| Task item |
Every line of the entries below that mentions "ylabel" is to be copied out.

The data START

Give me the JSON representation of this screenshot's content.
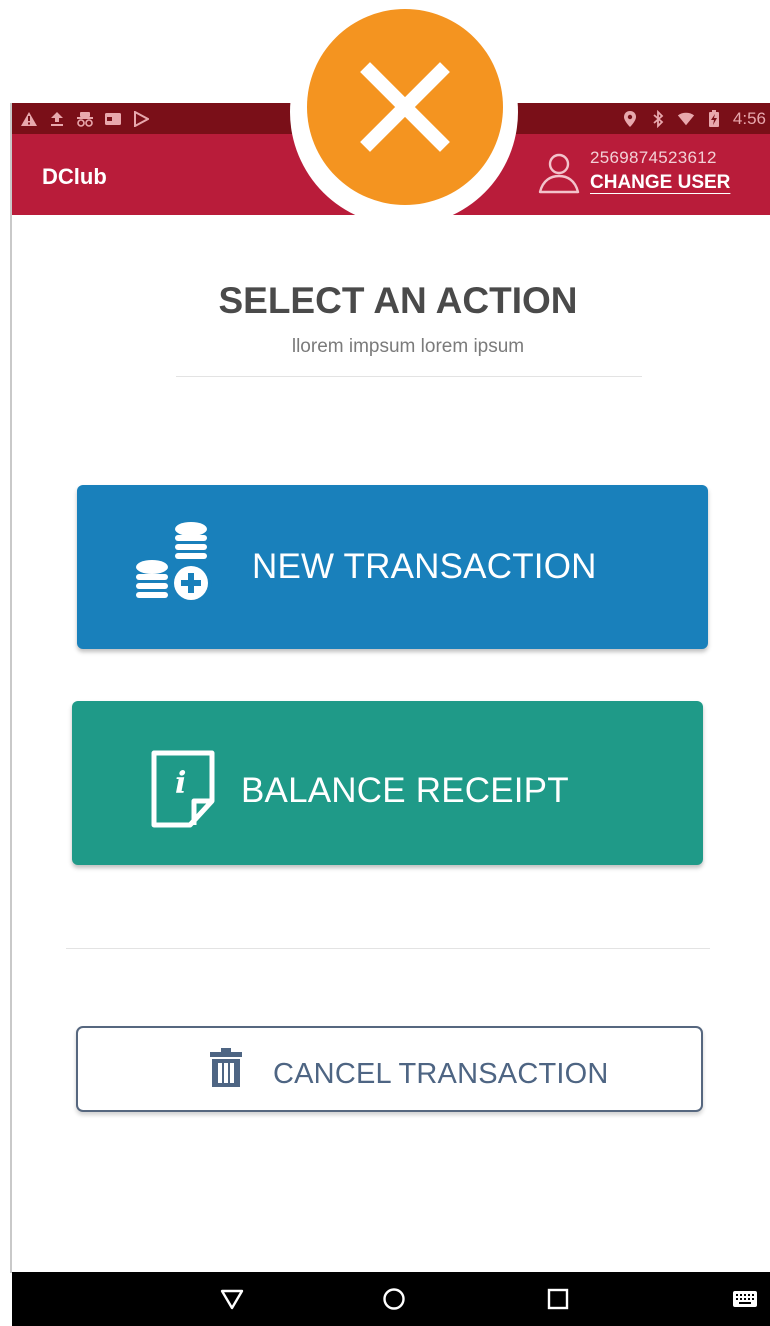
{
  "status_bar": {
    "left_icons": [
      "warning-icon",
      "upload-icon",
      "spy-icon",
      "card-icon",
      "play-store-icon"
    ],
    "right_icons": [
      "location-icon",
      "bluetooth-icon",
      "wifi-icon",
      "battery-icon"
    ],
    "time": "4:56"
  },
  "app_bar": {
    "title": "DClub",
    "user_id": "2569874523612",
    "change_user_label": "CHANGE USER"
  },
  "close_button": {
    "icon": "close-icon",
    "color": "#f49420"
  },
  "header": {
    "title": "SELECT AN ACTION",
    "subtitle": "llorem impsum lorem ipsum"
  },
  "actions": {
    "new_transaction": {
      "label": "NEW TRANSACTION",
      "icon": "coins-plus-icon",
      "color": "#1980bb"
    },
    "balance_receipt": {
      "label": "BALANCE RECEIPT",
      "icon": "info-document-icon",
      "color": "#1f9a88"
    },
    "cancel_transaction": {
      "label": "CANCEL TRANSACTION",
      "icon": "trash-icon",
      "color": "#4e6583"
    }
  },
  "nav_bar": {
    "buttons": [
      "back-icon",
      "home-icon",
      "recents-icon",
      "keyboard-icon"
    ]
  },
  "colors": {
    "app_bar": "#b91c3a",
    "status_bar": "#7a0f18"
  }
}
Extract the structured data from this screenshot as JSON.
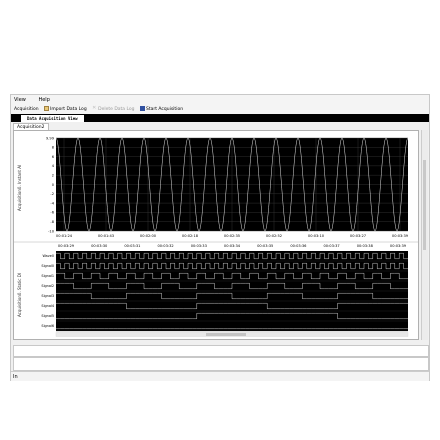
{
  "menu": {
    "items": [
      "View",
      "Help"
    ]
  },
  "toolbar": {
    "acquisition_label": "Acquisition",
    "import_label": "Import Data Log",
    "delete_label": "Delete Data Log",
    "start_label": "Start Acquisition"
  },
  "tabs": {
    "main_tab": "Data Acquisition View",
    "sub_tab": "Acquisition2"
  },
  "waveform": {
    "ylabel": "Acquisition0. Instant AI",
    "y_ticks": [
      "9.99",
      "8",
      "6",
      "4",
      "2",
      "0",
      "-2",
      "-4",
      "-6",
      "-8",
      "-10"
    ],
    "x_ticks": [
      "00:01:24",
      "00:01:43",
      "00:02:00",
      "00:02:18",
      "00:02:35",
      "00:02:52",
      "00:03:10",
      "00:03:27",
      "00:03:39"
    ]
  },
  "digital": {
    "ylabel": "Acquisition0. Static DI",
    "x_ticks": [
      "00:03:29",
      "00:03:30",
      "00:03:31",
      "00:03:32",
      "00:03:33",
      "00:03:34",
      "00:03:35",
      "00:03:36",
      "00:03:37",
      "00:03:38",
      "00:03:39"
    ],
    "signals": [
      "Wave0",
      "Signal0",
      "Signal1",
      "Signal2",
      "Signal3",
      "Signal4",
      "Signal5",
      "Signal6"
    ]
  },
  "statusbar": {
    "label": "In"
  },
  "colors": {
    "plot_bg": "#000000",
    "trace": "#ffffff",
    "grid": "#3a3a3a",
    "tab_bar": "#000000"
  },
  "chart_data": [
    {
      "type": "line",
      "title": "",
      "ylabel": "Acquisition0. Instant AI",
      "xlabel": "",
      "ylim": [
        -10,
        9.99
      ],
      "x_categories": [
        "00:01:24",
        "00:01:43",
        "00:02:00",
        "00:02:18",
        "00:02:35",
        "00:02:52",
        "00:03:10",
        "00:03:27",
        "00:03:39"
      ],
      "series": [
        {
          "shape": "sine",
          "amplitude": 9.99,
          "offset": 0,
          "cycles": 16
        }
      ],
      "grid": true
    },
    {
      "type": "line",
      "title": "",
      "ylabel": "Acquisition0. Static DI",
      "xlabel": "",
      "x_categories": [
        "00:03:29",
        "00:03:30",
        "00:03:31",
        "00:03:32",
        "00:03:33",
        "00:03:34",
        "00:03:35",
        "00:03:36",
        "00:03:37",
        "00:03:38",
        "00:03:39"
      ],
      "series": [
        {
          "name": "Wave0",
          "bits": [
            1,
            0,
            1,
            0,
            1,
            0,
            1,
            0,
            1,
            0,
            1,
            0,
            1,
            0,
            1,
            0,
            1,
            0,
            1,
            0,
            1,
            0,
            1,
            0,
            1,
            0,
            1,
            0,
            1,
            0,
            1,
            0,
            1,
            0,
            1,
            0,
            1,
            0,
            1,
            0,
            1,
            0,
            1,
            0,
            1,
            0,
            1,
            0,
            1,
            0,
            1,
            0,
            1,
            0,
            1,
            0,
            1,
            0,
            1,
            0,
            1,
            0,
            1,
            0,
            1,
            0,
            1,
            0,
            1,
            0,
            1,
            0,
            1,
            0,
            1,
            0,
            1,
            0,
            1,
            0
          ]
        },
        {
          "name": "Signal0",
          "bits": [
            1,
            0,
            1,
            0,
            1,
            0,
            1,
            0,
            1,
            0,
            1,
            0,
            1,
            0,
            1,
            0,
            1,
            0,
            1,
            0,
            1,
            0,
            1,
            0,
            1,
            0,
            1,
            0,
            1,
            0,
            1,
            0,
            1,
            0,
            1,
            0,
            1,
            0,
            1,
            0,
            1,
            0,
            1,
            0,
            1,
            0,
            1,
            0,
            1,
            0,
            1,
            0,
            1,
            0,
            1,
            0,
            1,
            0,
            1,
            0,
            1,
            0,
            1,
            0,
            1,
            0,
            1,
            0,
            1,
            0,
            1,
            0,
            1,
            0,
            1,
            0,
            1,
            0,
            1,
            0
          ]
        },
        {
          "name": "Signal1",
          "bits": [
            1,
            1,
            0,
            0,
            1,
            1,
            0,
            0,
            1,
            1,
            0,
            0,
            1,
            1,
            0,
            0,
            1,
            1,
            0,
            0,
            1,
            1,
            0,
            0,
            1,
            1,
            0,
            0,
            1,
            1,
            0,
            0,
            1,
            1,
            0,
            0,
            1,
            1,
            0,
            0,
            1,
            1,
            0,
            0,
            1,
            1,
            0,
            0,
            1,
            1,
            0,
            0,
            1,
            1,
            0,
            0,
            1,
            1,
            0,
            0,
            1,
            1,
            0,
            0,
            1,
            1,
            0,
            0,
            1,
            1,
            0,
            0,
            1,
            1,
            0,
            0,
            1,
            1,
            0,
            0
          ]
        },
        {
          "name": "Signal2",
          "bits": [
            1,
            1,
            1,
            1,
            0,
            0,
            0,
            0,
            1,
            1,
            1,
            1,
            0,
            0,
            0,
            0,
            1,
            1,
            1,
            1,
            0,
            0,
            0,
            0,
            1,
            1,
            1,
            1,
            0,
            0,
            0,
            0,
            1,
            1,
            1,
            1,
            0,
            0,
            0,
            0,
            1,
            1,
            1,
            1,
            0,
            0,
            0,
            0,
            1,
            1,
            1,
            1,
            0,
            0,
            0,
            0,
            1,
            1,
            1,
            1,
            0,
            0,
            0,
            0,
            1,
            1,
            1,
            1,
            0,
            0,
            0,
            0,
            1,
            1,
            1,
            1,
            0,
            0,
            0,
            0
          ]
        },
        {
          "name": "Signal3",
          "bits": [
            1,
            1,
            1,
            1,
            1,
            1,
            1,
            1,
            0,
            0,
            0,
            0,
            0,
            0,
            0,
            0,
            1,
            1,
            1,
            1,
            1,
            1,
            1,
            1,
            0,
            0,
            0,
            0,
            0,
            0,
            0,
            0,
            1,
            1,
            1,
            1,
            1,
            1,
            1,
            1,
            0,
            0,
            0,
            0,
            0,
            0,
            0,
            0,
            1,
            1,
            1,
            1,
            1,
            1,
            1,
            1,
            0,
            0,
            0,
            0,
            0,
            0,
            0,
            0,
            1,
            1,
            1,
            1,
            1,
            1,
            1,
            1,
            0,
            0,
            0,
            0,
            0,
            0,
            0,
            0
          ]
        },
        {
          "name": "Signal4",
          "bits": [
            1,
            1,
            1,
            1,
            1,
            1,
            1,
            1,
            1,
            1,
            1,
            1,
            1,
            1,
            1,
            1,
            0,
            0,
            0,
            0,
            0,
            0,
            0,
            0,
            0,
            0,
            0,
            0,
            0,
            0,
            0,
            0,
            1,
            1,
            1,
            1,
            1,
            1,
            1,
            1,
            1,
            1,
            1,
            1,
            1,
            1,
            1,
            1,
            0,
            0,
            0,
            0,
            0,
            0,
            0,
            0,
            0,
            0,
            0,
            0,
            0,
            0,
            0,
            0,
            1,
            1,
            1,
            1,
            1,
            1,
            1,
            1,
            1,
            1,
            1,
            1,
            1,
            1,
            1,
            1
          ]
        },
        {
          "name": "Signal5",
          "bits": [
            0,
            0,
            0,
            0,
            0,
            0,
            0,
            0,
            0,
            0,
            0,
            0,
            0,
            0,
            0,
            0,
            0,
            0,
            0,
            0,
            0,
            0,
            0,
            0,
            0,
            0,
            0,
            0,
            0,
            0,
            0,
            0,
            1,
            1,
            1,
            1,
            1,
            1,
            1,
            1,
            1,
            1,
            1,
            1,
            1,
            1,
            1,
            1,
            1,
            1,
            1,
            1,
            1,
            1,
            1,
            1,
            1,
            1,
            1,
            1,
            1,
            1,
            1,
            1,
            0,
            0,
            0,
            0,
            0,
            0,
            0,
            0,
            0,
            0,
            0,
            0,
            0,
            0,
            0,
            0
          ]
        },
        {
          "name": "Signal6",
          "bits": [
            0,
            0,
            0,
            0,
            0,
            0,
            0,
            0,
            0,
            0,
            0,
            0,
            0,
            0,
            0,
            0,
            0,
            0,
            0,
            0,
            0,
            0,
            0,
            0,
            0,
            0,
            0,
            0,
            0,
            0,
            0,
            0,
            0,
            0,
            0,
            0,
            0,
            0,
            0,
            0,
            0,
            0,
            0,
            0,
            0,
            0,
            0,
            0,
            0,
            0,
            0,
            0,
            0,
            0,
            0,
            0,
            0,
            0,
            0,
            0,
            0,
            0,
            0,
            0,
            0,
            0,
            0,
            0,
            0,
            0,
            0,
            0,
            0,
            0,
            0,
            0,
            0,
            0,
            0,
            0
          ]
        }
      ]
    }
  ]
}
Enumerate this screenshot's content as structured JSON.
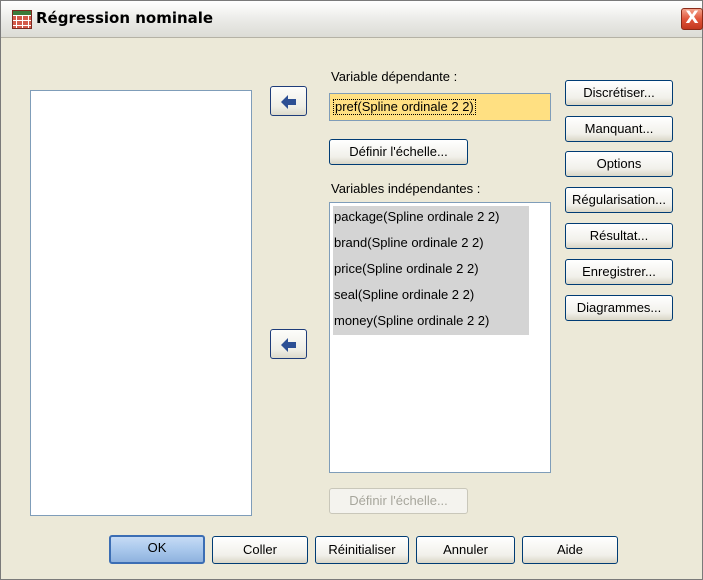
{
  "window": {
    "title": "Régression nominale",
    "close_label": "X"
  },
  "source_list": {
    "items": []
  },
  "dependent": {
    "label": "Variable dépendante :",
    "value": "pref(Spline ordinale 2 2)",
    "scale_button": "Définir l'échelle..."
  },
  "independent": {
    "label": "Variables indépendantes :",
    "items": [
      "package(Spline ordinale 2 2)",
      "brand(Spline ordinale 2 2)",
      "price(Spline ordinale 2 2)",
      "seal(Spline ordinale 2 2)",
      "money(Spline ordinale 2 2)"
    ],
    "scale_button": "Définir l'échelle..."
  },
  "side_buttons": {
    "discretize": "Discrétiser...",
    "missing": "Manquant...",
    "options": "Options",
    "regularization": "Régularisation...",
    "output": "Résultat...",
    "save": "Enregistrer...",
    "plots": "Diagrammes..."
  },
  "footer_buttons": {
    "ok": "OK",
    "paste": "Coller",
    "reset": "Réinitialiser",
    "cancel": "Annuler",
    "help": "Aide"
  },
  "icons": {
    "move_arrow": "move-left-arrow-icon",
    "app": "table-icon"
  },
  "colors": {
    "dependent_field_bg": "#ffe082",
    "selection_bg": "#d4d4d4"
  }
}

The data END

| Solution for this problem |
    "ylabel": "Acquisition0. Instant AI",
    "ylabel": "Acquisition0. Static DI",
      "ylabel": "Acquisition0. Instant AI",
      "ylabel": "Acquisition0. Static DI",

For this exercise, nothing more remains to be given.